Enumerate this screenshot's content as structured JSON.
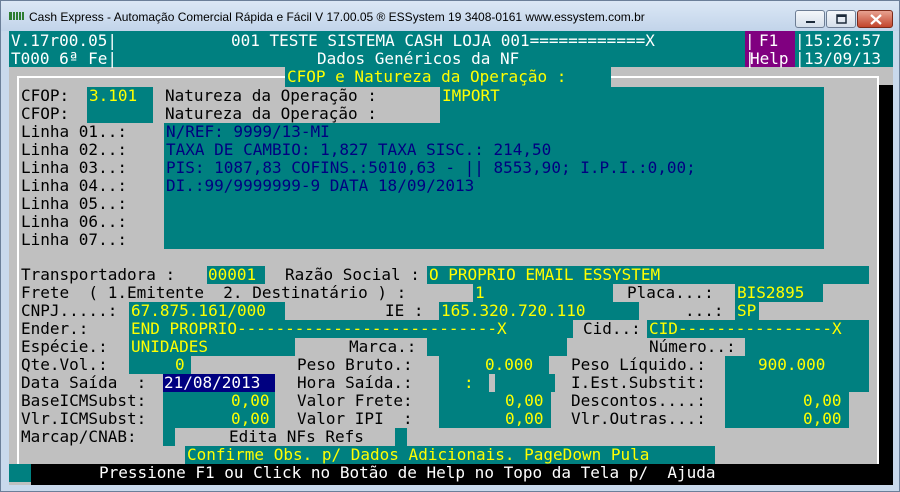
{
  "window": {
    "title": "Cash Express - Automação Comercial Rápida e Fácil V 17.00.05   ® ESSystem   19 3408-0161   www.essystem.com.br",
    "icon": "cash-express-app-icon"
  },
  "header": {
    "version": "V.17r00.05|",
    "system_line": "001 TESTE SISTEMA CASH LOJA 001============X",
    "f1_label": "F1",
    "help_label": "Help",
    "time": "15:26:57",
    "terminal": "T000 6ª Fe|",
    "screen_title": "Dados Genéricos da NF",
    "date": "13/09/13",
    "pipe": "|"
  },
  "cfop_panel": {
    "title": "CFOP e Natureza da Operação :",
    "cfop_label_1": "CFOP:",
    "cfop_value": "3.101",
    "natureza_label_1": "Natureza da Operação :",
    "natureza_value": "IMPORT",
    "cfop_label_2": "CFOP:",
    "natureza_label_2": "Natureza da Operação :",
    "lines": [
      {
        "label": "Linha 01..:",
        "value": "N/REF: 9999/13-MI"
      },
      {
        "label": "Linha 02..:",
        "value": "TAXA DE CAMBIO: 1,827 TAXA SISC.: 214,50"
      },
      {
        "label": "Linha 03..:",
        "value": "PIS: 1087,83 COFINS.:5010,63 - || 8553,90; I.P.I.:0,00;"
      },
      {
        "label": "Linha 04..:",
        "value": "DI.:99/9999999-9 DATA 18/09/2013"
      },
      {
        "label": "Linha 05..:",
        "value": ""
      },
      {
        "label": "Linha 06..:",
        "value": ""
      },
      {
        "label": "Linha 07..:",
        "value": ""
      }
    ]
  },
  "transport": {
    "transportadora_label": "Transportadora :",
    "transportadora_value": "00001",
    "razao_label": "Razão Social :",
    "razao_value": "O PROPRIO EMAIL ESSYSTEM",
    "frete_label": "Frete  ( 1.Emitente  2. Destinatário ) :",
    "frete_value": "1",
    "placa_label": "Placa...:",
    "placa_value": "BIS2895",
    "cnpj_label": "CNPJ.....:",
    "cnpj_value": "67.875.161/000",
    "ie_label": "IE :",
    "ie_value": "165.320.720.110",
    "uf_label": "...:",
    "uf_value": "SP",
    "ender_label": "Ender.:",
    "ender_value": "END PROPRIO---------------------------X",
    "cid_label": "Cid..:",
    "cid_value": "CID----------------X",
    "especie_label": "Espécie.:",
    "especie_value": "UNIDADES",
    "marca_label": "Marca.:",
    "numero_label": "Número..:",
    "qtevol_label": "Qte.Vol.:",
    "qtevol_value": "0",
    "peso_bruto_label": "Peso Bruto.:",
    "peso_bruto_value": "0.000",
    "peso_liquido_label": "Peso Líquido.:",
    "peso_liquido_value": "900.000",
    "data_saida_label": "Data Saída  :",
    "data_saida_value": "21/08/2013",
    "hora_saida_label": "Hora Saída.:",
    "hora_saida_value": ":",
    "iest_label": "I.Est.Substit:",
    "base_label": "BaseICMSubst:",
    "base_value": "0,00",
    "valor_frete_label": "Valor Frete:",
    "valor_frete_value": "0,00",
    "descontos_label": "Descontos....:",
    "descontos_value": "0,00",
    "vlr_icms_label": "Vlr.ICMSubst:",
    "vlr_icms_value": "0,00",
    "valor_ipi_label": "Valor IPI  :",
    "valor_ipi_value": "0,00",
    "vlr_outras_label": "Vlr.Outras...:",
    "vlr_outras_value": "0,00",
    "marcap_label": "Marcap/CNAB:",
    "edita_label": "Edita NFs Refs"
  },
  "footer": {
    "confirm": "Confirme Obs. p/ Dados Adicionais. PageDown Pula",
    "help": "Pressione F1 ou Click no Botão de Help no Topo da Tela p/  Ajuda"
  },
  "colors": {
    "field_bg": "#008080",
    "screen_bg": "#c0c0c0",
    "text_navy": "#000080",
    "text_yellow": "#ffff00",
    "help_bg": "#800080"
  }
}
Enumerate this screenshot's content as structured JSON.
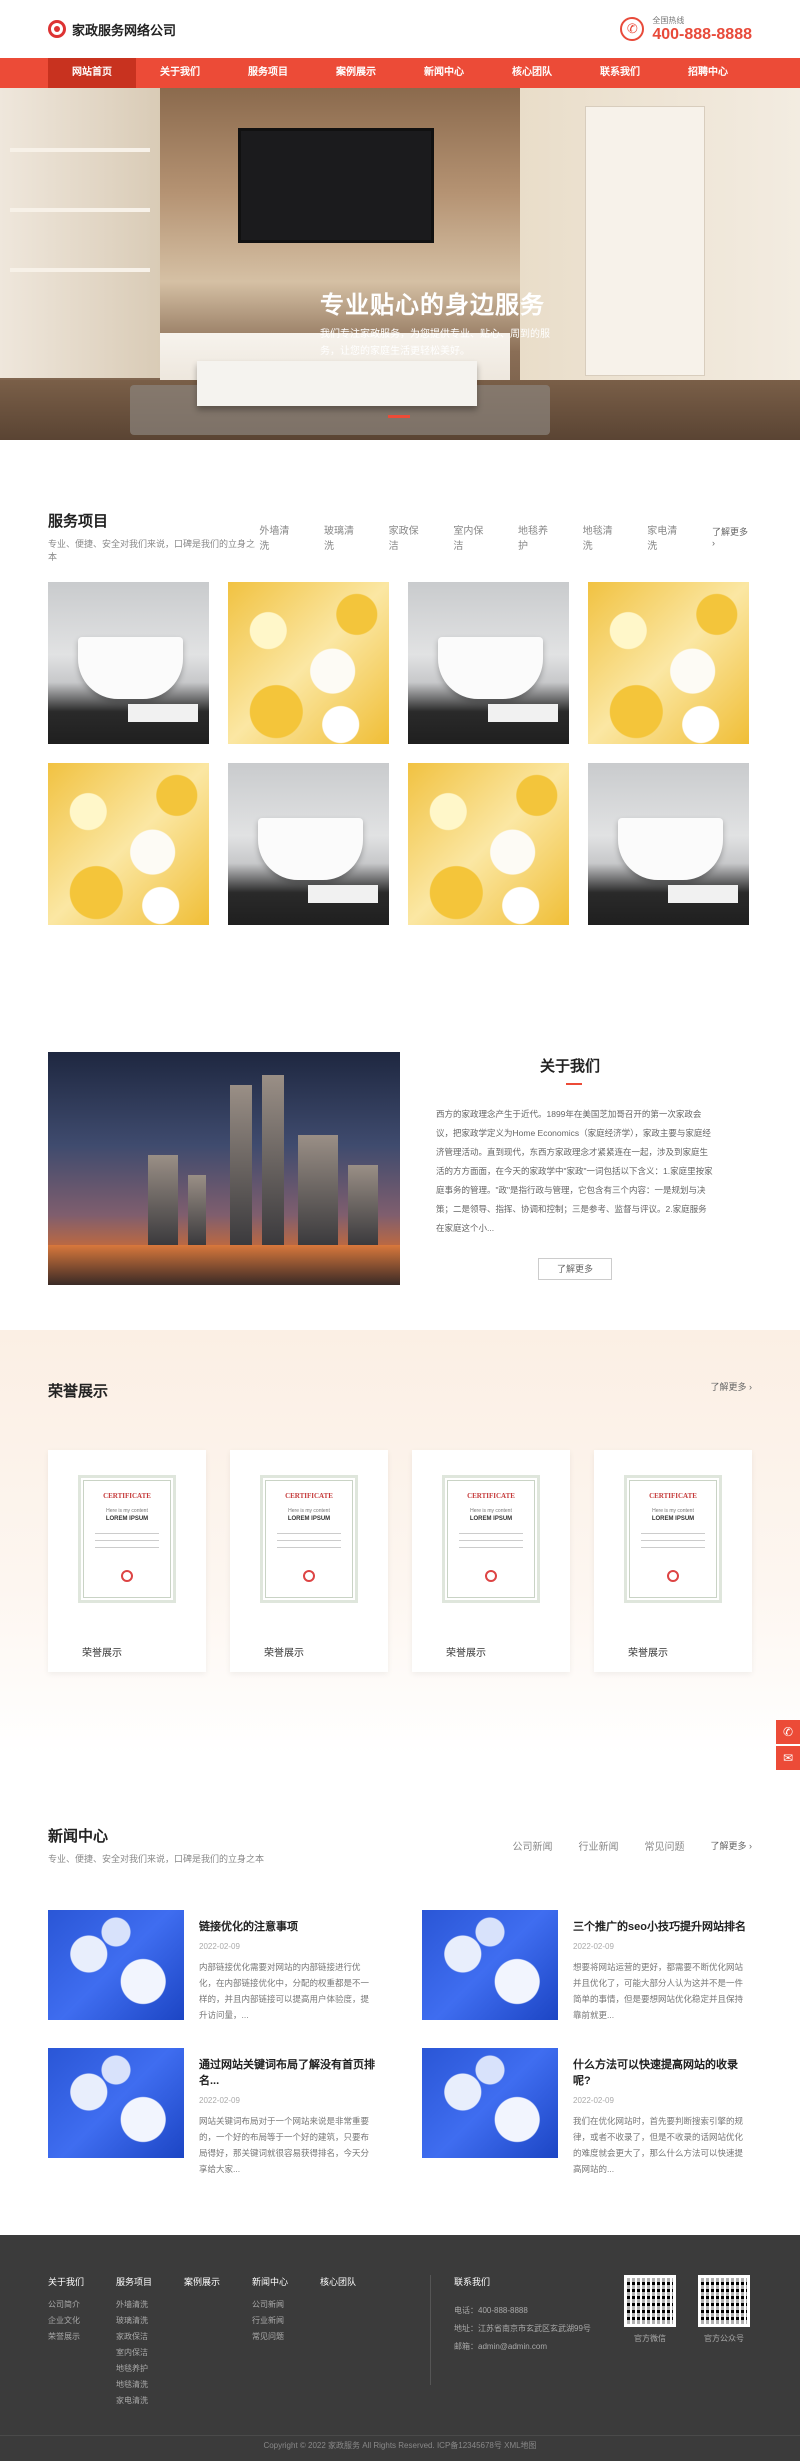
{
  "header": {
    "logo_text": "家政服务网络公司",
    "hotline_label": "全国热线",
    "hotline_number": "400-888-8888"
  },
  "nav": [
    "网站首页",
    "关于我们",
    "服务项目",
    "案例展示",
    "新闻中心",
    "核心团队",
    "联系我们",
    "招聘中心"
  ],
  "banner": {
    "title": "专业贴心的身边服务",
    "desc": "我们专注家政服务，为您提供专业、贴心、周到的服务，让您的家庭生活更轻松美好。"
  },
  "services": {
    "title": "服务项目",
    "subtitle": "专业、便捷、安全对我们来说，口碑是我们的立身之本",
    "tabs": [
      "外墙清洗",
      "玻璃清洗",
      "家政保洁",
      "室内保洁",
      "地毯养护",
      "地毯清洗",
      "家电清洗"
    ],
    "more": "了解更多 ›",
    "images": [
      "tub",
      "towel",
      "tub",
      "towel",
      "towel",
      "tub",
      "towel",
      "tub"
    ]
  },
  "about": {
    "title": "关于我们",
    "text": "西方的家政理念产生于近代。1899年在美国芝加哥召开的第一次家政会议，把家政学定义为Home Economics（家庭经济学），家政主要与家庭经济管理活动。直到现代，东西方家政理念才紧紧连在一起，涉及到家庭生活的方方面面，在今天的家政学中\"家政\"一词包括以下含义：1.家庭里按家庭事务的管理。\"政\"是指行政与管理，它包含有三个内容：一是规划与决策；二是领导、指挥、协调和控制；三是参考、监督与评议。2.家庭服务在家庭这个小...",
    "button": "了解更多"
  },
  "honor": {
    "title": "荣誉展示",
    "more": "了解更多 ›",
    "cert_title": "CERTIFICATE",
    "cert_sub": "Here is my content",
    "cert_name": "LOREM IPSUM",
    "items": [
      "荣誉展示",
      "荣誉展示",
      "荣誉展示",
      "荣誉展示"
    ]
  },
  "news": {
    "title": "新闻中心",
    "subtitle": "专业、便捷、安全对我们来说，口碑是我们的立身之本",
    "tabs": [
      "公司新闻",
      "行业新闻",
      "常见问题"
    ],
    "more": "了解更多 ›",
    "items": [
      {
        "title": "链接优化的注意事项",
        "date": "2022-02-09",
        "desc": "内部链接优化需要对网站的内部链接进行优化，在内部链接优化中，分配的权重都是不一样的，并且内部链接可以提高用户体验度，提升访问量，..."
      },
      {
        "title": "三个推广的seo小技巧提升网站排名",
        "date": "2022-02-09",
        "desc": "想要将网站运营的更好，都需要不断优化网站并且优化了，可能大部分人认为这并不是一件简单的事情，但是要想网站优化稳定并且保持靠前就更..."
      },
      {
        "title": "通过网站关键词布局了解没有首页排名...",
        "date": "2022-02-09",
        "desc": "网站关键词布局对于一个网站来说是非常重要的，一个好的布局等于一个好的建筑，只要布局得好，那关键词就很容易获得排名，今天分享给大家..."
      },
      {
        "title": "什么方法可以快速提高网站的收录呢?",
        "date": "2022-02-09",
        "desc": "我们在优化网站时，首先要判断搜索引擎的规律，或者不收录了，但是不收录的话网站优化的难度就会更大了，那么什么方法可以快速提高网站的..."
      }
    ]
  },
  "footer": {
    "cols": [
      {
        "title": "关于我们",
        "items": [
          "公司简介",
          "企业文化",
          "荣誉展示"
        ]
      },
      {
        "title": "服务项目",
        "items": [
          "外墙清洗",
          "玻璃清洗",
          "家政保洁",
          "室内保洁",
          "地毯养护",
          "地毯清洗",
          "家电清洗"
        ]
      },
      {
        "title": "案例展示",
        "items": []
      },
      {
        "title": "新闻中心",
        "items": [
          "公司新闻",
          "行业新闻",
          "常见问题"
        ]
      },
      {
        "title": "核心团队",
        "items": []
      }
    ],
    "contact_title": "联系我们",
    "contact": [
      "电话：400-888-8888",
      "地址：江苏省南京市玄武区玄武湖99号",
      "邮箱：admin@admin.com"
    ],
    "qr1": "官方微信",
    "qr2": "官方公众号",
    "copyright": "Copyright © 2022 家政服务 All Rights Reserved. ICP备12345678号 XML地图"
  },
  "colors": {
    "accent": "#ec4b37"
  }
}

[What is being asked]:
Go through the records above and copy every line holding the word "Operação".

[Written answer]:
    "title": "CFOP e Natureza da Operação :",
    "natureza_label_1": "Natureza da Operação :",
    "natureza_label_2": "Natureza da Operação :",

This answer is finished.